__The task__
Those lines of the records that contain "rating" are to be located and copied.

[Items from a dataset]
---
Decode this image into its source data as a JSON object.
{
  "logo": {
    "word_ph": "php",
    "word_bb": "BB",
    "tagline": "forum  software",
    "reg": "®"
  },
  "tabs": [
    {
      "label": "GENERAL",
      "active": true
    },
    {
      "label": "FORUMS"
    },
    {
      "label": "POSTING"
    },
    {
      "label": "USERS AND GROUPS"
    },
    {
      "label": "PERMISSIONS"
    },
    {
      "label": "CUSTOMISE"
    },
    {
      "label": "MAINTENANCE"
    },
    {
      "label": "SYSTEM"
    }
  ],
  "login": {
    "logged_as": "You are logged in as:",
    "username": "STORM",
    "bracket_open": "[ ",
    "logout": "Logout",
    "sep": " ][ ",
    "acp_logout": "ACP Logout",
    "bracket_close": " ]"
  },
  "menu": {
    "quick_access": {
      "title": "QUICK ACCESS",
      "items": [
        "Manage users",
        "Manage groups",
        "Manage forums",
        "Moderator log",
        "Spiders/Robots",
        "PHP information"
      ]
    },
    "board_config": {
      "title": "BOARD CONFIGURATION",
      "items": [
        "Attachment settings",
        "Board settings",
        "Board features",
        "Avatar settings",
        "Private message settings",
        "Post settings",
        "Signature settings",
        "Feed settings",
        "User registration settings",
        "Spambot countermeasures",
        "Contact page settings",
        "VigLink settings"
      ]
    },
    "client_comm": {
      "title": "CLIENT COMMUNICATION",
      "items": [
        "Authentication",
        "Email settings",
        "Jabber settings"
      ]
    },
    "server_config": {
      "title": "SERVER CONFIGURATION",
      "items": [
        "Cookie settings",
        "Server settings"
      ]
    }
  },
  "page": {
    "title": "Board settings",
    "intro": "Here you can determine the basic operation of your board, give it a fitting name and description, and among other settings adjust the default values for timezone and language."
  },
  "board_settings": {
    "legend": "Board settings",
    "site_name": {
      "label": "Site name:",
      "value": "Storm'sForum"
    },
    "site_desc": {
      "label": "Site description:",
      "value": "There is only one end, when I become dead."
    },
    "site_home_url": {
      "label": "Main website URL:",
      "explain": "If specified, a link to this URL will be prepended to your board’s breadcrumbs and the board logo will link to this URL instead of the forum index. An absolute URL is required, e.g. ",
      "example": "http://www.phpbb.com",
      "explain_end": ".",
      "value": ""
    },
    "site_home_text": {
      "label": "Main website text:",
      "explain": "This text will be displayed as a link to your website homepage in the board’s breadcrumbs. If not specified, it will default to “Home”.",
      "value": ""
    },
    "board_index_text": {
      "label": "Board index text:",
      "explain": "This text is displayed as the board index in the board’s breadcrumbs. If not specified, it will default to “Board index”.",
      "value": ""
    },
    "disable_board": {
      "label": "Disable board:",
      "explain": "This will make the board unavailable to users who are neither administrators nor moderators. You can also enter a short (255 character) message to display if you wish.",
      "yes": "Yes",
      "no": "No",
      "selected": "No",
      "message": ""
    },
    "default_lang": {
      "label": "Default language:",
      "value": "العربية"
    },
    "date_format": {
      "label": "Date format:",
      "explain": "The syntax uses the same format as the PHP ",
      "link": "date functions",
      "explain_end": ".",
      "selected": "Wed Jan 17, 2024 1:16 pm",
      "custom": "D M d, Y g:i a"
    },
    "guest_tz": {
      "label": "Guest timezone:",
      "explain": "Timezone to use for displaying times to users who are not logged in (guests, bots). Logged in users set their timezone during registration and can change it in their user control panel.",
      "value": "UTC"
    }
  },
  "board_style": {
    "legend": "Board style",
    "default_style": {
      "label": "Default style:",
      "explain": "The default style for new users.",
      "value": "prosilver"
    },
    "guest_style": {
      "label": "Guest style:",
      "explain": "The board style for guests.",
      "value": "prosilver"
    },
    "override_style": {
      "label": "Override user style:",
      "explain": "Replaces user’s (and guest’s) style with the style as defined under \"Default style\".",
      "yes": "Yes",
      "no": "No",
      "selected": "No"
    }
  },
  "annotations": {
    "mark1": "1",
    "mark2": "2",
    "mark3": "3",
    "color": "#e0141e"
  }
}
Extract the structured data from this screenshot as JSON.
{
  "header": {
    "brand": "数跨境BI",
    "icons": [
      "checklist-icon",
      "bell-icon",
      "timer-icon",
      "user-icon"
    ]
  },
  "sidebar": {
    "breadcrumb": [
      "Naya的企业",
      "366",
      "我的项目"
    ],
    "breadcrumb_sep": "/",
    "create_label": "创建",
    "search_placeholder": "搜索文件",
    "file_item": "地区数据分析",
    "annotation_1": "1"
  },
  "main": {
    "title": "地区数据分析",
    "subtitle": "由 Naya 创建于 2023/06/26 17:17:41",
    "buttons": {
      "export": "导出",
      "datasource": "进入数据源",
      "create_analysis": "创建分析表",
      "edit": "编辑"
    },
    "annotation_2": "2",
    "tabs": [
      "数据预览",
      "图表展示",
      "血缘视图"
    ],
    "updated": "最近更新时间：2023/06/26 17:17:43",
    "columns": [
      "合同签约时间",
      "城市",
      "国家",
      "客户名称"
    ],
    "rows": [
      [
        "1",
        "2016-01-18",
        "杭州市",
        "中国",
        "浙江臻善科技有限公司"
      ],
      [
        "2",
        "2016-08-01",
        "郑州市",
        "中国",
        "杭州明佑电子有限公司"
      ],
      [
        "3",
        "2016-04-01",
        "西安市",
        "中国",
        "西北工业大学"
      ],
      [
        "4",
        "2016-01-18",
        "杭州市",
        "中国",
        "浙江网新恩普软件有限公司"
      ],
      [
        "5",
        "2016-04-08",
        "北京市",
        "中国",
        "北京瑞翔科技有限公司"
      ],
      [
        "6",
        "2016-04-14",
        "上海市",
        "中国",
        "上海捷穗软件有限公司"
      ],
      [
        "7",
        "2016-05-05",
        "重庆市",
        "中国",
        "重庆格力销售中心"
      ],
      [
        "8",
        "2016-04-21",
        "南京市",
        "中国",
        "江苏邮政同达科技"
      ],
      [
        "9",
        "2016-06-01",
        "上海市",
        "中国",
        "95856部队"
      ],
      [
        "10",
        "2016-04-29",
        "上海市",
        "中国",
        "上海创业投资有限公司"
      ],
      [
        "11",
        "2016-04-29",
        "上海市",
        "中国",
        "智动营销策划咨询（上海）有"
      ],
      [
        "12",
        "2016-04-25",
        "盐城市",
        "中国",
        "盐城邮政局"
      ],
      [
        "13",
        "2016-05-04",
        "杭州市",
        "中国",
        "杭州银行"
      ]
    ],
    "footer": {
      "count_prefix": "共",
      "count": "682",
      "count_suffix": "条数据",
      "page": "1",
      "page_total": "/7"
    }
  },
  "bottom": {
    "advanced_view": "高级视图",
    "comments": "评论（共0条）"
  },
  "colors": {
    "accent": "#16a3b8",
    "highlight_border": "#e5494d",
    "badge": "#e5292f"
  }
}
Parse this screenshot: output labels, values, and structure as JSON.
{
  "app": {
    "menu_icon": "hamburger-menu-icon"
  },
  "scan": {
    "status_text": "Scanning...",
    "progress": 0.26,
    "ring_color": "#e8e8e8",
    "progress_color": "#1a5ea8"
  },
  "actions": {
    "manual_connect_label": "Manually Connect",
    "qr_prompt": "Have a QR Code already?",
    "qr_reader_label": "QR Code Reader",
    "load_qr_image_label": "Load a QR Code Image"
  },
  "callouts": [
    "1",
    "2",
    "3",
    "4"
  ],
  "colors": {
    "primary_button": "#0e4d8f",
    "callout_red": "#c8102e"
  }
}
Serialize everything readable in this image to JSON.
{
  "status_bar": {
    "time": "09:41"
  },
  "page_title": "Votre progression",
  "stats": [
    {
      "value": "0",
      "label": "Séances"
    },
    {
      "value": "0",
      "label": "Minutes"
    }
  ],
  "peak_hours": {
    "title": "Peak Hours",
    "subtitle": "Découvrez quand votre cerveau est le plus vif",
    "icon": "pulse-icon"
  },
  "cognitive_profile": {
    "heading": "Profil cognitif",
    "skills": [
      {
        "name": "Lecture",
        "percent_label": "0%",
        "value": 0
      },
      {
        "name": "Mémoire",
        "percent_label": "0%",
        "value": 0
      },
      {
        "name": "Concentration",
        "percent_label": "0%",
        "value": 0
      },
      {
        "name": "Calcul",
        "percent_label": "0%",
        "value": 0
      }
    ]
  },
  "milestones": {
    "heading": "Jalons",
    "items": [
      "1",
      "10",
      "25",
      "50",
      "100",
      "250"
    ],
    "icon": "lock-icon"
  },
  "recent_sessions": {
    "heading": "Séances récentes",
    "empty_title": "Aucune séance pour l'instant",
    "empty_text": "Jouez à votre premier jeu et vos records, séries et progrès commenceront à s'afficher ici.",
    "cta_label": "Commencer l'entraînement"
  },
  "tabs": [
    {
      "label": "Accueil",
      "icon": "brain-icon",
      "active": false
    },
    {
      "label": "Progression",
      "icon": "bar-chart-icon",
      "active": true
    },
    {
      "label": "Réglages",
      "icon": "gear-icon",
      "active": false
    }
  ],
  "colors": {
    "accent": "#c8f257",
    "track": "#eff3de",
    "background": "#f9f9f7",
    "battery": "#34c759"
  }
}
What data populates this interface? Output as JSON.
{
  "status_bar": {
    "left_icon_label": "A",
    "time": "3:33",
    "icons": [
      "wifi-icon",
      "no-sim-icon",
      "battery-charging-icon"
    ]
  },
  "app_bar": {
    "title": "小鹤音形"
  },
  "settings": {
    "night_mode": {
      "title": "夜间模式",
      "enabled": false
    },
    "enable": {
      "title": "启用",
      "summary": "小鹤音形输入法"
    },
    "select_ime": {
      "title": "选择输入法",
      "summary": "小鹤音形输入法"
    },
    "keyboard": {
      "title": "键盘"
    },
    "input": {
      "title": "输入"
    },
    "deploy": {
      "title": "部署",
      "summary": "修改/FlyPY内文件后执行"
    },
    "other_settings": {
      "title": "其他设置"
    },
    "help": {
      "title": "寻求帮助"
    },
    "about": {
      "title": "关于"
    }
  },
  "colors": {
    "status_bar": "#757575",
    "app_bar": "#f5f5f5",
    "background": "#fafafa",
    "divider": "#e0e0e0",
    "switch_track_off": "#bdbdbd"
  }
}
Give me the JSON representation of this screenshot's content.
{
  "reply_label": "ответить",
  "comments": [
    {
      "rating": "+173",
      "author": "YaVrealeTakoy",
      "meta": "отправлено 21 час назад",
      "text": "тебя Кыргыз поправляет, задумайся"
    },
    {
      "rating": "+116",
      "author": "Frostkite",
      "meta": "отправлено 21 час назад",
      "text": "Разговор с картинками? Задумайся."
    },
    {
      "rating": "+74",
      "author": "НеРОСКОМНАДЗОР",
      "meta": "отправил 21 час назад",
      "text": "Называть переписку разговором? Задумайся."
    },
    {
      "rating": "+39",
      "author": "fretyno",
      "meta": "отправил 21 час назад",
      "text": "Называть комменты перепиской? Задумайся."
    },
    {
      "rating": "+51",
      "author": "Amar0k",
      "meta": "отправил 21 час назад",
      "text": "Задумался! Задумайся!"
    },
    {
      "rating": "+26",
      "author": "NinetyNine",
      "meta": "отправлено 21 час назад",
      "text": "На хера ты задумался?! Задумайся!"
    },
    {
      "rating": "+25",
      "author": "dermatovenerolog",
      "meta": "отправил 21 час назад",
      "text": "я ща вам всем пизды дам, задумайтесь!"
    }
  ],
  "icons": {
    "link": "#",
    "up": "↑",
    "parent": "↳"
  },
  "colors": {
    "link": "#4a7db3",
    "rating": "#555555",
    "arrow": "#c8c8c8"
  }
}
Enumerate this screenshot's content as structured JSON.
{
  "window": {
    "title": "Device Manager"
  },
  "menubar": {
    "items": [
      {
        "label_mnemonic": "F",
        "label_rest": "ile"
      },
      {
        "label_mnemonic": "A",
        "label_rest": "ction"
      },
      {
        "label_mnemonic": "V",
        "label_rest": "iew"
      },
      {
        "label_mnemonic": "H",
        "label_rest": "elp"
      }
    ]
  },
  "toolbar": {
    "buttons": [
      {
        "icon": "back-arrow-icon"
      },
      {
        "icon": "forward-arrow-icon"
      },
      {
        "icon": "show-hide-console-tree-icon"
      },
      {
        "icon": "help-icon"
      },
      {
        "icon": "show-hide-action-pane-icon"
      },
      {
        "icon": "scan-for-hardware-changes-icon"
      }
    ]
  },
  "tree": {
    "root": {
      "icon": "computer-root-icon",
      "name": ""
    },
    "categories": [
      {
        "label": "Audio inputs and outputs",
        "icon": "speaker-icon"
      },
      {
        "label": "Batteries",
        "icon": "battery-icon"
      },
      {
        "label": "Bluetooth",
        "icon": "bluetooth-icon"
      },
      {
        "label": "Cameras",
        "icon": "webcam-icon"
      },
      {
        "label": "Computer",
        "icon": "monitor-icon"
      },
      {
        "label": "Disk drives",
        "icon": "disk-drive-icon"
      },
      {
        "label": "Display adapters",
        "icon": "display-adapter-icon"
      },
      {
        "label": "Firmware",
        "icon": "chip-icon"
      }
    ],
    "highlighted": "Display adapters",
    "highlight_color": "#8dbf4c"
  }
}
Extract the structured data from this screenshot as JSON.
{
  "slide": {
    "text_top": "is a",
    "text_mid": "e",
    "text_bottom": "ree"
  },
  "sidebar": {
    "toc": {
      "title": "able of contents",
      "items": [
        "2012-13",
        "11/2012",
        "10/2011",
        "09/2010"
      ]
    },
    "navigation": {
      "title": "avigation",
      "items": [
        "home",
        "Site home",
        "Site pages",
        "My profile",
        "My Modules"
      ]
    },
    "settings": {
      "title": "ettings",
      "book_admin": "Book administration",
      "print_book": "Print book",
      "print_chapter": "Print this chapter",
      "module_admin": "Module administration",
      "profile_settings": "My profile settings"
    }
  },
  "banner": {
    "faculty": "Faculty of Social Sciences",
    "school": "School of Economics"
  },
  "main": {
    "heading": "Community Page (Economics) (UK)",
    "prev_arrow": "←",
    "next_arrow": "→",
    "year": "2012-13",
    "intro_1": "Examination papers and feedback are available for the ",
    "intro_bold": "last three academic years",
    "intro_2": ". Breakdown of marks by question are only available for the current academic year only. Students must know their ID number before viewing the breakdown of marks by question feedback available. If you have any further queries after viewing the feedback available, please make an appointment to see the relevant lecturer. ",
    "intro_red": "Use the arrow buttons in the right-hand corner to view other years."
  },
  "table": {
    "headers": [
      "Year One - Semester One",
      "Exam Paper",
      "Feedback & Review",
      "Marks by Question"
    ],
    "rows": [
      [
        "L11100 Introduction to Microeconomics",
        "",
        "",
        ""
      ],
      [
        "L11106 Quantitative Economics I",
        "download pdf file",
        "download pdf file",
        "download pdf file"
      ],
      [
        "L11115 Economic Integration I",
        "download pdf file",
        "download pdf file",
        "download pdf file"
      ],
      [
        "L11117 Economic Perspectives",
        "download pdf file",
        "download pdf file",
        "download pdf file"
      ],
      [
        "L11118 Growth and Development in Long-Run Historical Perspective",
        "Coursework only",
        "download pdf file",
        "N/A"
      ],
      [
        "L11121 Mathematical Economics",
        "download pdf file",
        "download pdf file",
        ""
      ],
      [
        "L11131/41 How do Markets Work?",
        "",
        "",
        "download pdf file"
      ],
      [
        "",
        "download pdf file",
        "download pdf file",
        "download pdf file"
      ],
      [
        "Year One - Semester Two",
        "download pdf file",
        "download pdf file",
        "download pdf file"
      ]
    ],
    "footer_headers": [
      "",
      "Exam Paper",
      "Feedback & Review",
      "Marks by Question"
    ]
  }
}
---
__Final answer__
      "rating": "+173",
      "rating": "+116",
      "rating": "+74",
      "rating": "+39",
      "rating": "+51",
      "rating": "+26",
      "rating": "+25",
    "rating": "#555555",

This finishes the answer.